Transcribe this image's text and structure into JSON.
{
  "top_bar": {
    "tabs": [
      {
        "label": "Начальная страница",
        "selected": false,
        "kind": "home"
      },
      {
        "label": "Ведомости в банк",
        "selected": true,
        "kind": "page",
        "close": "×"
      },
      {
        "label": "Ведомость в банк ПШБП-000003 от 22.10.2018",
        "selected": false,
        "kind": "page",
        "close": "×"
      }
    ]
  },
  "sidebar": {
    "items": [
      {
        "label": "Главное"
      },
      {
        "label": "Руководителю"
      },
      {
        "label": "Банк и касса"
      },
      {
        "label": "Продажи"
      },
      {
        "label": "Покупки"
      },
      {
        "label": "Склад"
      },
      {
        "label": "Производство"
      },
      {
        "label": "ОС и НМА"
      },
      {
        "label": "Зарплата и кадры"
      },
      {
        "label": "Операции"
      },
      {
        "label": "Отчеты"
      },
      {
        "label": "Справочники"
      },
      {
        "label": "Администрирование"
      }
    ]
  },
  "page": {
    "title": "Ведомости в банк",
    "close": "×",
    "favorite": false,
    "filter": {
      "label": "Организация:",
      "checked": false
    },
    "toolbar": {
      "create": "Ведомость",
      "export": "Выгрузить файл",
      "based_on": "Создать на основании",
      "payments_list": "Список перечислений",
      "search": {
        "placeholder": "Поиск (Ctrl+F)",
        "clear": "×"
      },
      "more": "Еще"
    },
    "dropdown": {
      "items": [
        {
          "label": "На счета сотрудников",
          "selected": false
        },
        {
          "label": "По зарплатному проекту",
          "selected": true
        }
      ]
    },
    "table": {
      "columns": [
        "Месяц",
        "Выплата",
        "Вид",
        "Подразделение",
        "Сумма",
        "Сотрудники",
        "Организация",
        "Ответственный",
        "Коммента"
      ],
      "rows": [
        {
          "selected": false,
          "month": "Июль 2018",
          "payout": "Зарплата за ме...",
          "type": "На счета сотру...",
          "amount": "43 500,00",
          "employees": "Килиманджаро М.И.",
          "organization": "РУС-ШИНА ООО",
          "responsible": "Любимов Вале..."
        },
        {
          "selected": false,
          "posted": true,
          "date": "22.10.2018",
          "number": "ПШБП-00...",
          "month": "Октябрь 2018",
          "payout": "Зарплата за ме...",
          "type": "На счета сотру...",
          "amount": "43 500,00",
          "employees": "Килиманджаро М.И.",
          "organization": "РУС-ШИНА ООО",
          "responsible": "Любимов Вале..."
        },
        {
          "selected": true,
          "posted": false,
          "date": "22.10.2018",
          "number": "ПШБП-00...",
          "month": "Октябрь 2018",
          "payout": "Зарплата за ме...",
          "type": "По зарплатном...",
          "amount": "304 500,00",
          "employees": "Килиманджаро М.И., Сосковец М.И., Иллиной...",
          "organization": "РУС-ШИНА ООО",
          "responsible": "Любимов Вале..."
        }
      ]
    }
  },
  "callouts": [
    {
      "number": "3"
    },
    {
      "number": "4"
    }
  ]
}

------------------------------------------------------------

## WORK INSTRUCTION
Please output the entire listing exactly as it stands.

## TASK ANSWER
Transcribe this image's text and structure into JSON.
{
  "top_bar": {
    "tabs": [
      {
        "label": "Начальная страница",
        "selected": false,
        "kind": "home"
      },
      {
        "label": "Ведомости в банк",
        "selected": true,
        "kind": "page",
        "close": "×"
      },
      {
        "label": "Ведомость в банк ПШБП-000003 от 22.10.2018",
        "selected": false,
        "kind": "page",
        "close": "×"
      }
    ]
  },
  "sidebar": {
    "items": [
      {
        "label": "Главное"
      },
      {
        "label": "Руководителю"
      },
      {
        "label": "Банк и касса"
      },
      {
        "label": "Продажи"
      },
      {
        "label": "Покупки"
      },
      {
        "label": "Склад"
      },
      {
        "label": "Производство"
      },
      {
        "label": "ОС и НМА"
      },
      {
        "label": "Зарплата и кадры"
      },
      {
        "label": "Операции"
      },
      {
        "label": "Отчеты"
      },
      {
        "label": "Справочники"
      },
      {
        "label": "Администрирование"
      }
    ]
  },
  "page": {
    "title": "Ведомости в банк",
    "close": "×",
    "favorite": false,
    "filter": {
      "label": "Организация:",
      "checked": false
    },
    "toolbar": {
      "create": "Ведомость",
      "export": "Выгрузить файл",
      "based_on": "Создать на основании",
      "payments_list": "Список перечислений",
      "search": {
        "placeholder": "Поиск (Ctrl+F)",
        "clear": "×"
      },
      "more": "Еще"
    },
    "dropdown": {
      "items": [
        {
          "label": "На счета сотрудников",
          "selected": false
        },
        {
          "label": "По зарплатному проекту",
          "selected": true
        }
      ]
    },
    "table": {
      "columns": [
        "Месяц",
        "Выплата",
        "Вид",
        "Подразделение",
        "Сумма",
        "Сотрудники",
        "Организация",
        "Ответственный",
        "Коммента"
      ],
      "rows": [
        {
          "selected": false,
          "month": "Июль 2018",
          "payout": "Зарплата за ме...",
          "type": "На счета сотру...",
          "amount": "43 500,00",
          "employees": "Килиманджаро М.И.",
          "organization": "РУС-ШИНА ООО",
          "responsible": "Любимов Вале..."
        },
        {
          "selected": false,
          "posted": true,
          "date": "22.10.2018",
          "number": "ПШБП-00...",
          "month": "Октябрь 2018",
          "payout": "Зарплата за ме...",
          "type": "На счета сотру...",
          "amount": "43 500,00",
          "employees": "Килиманджаро М.И.",
          "organization": "РУС-ШИНА ООО",
          "responsible": "Любимов Вале..."
        },
        {
          "selected": true,
          "posted": false,
          "date": "22.10.2018",
          "number": "ПШБП-00...",
          "month": "Октябрь 2018",
          "payout": "Зарплата за ме...",
          "type": "По зарплатном...",
          "amount": "304 500,00",
          "employees": "Килиманджаро М.И., Сосковец М.И., Иллиной...",
          "organization": "РУС-ШИНА ООО",
          "responsible": "Любимов Вале..."
        }
      ]
    }
  },
  "callouts": [
    {
      "number": "3"
    },
    {
      "number": "4"
    }
  ]
}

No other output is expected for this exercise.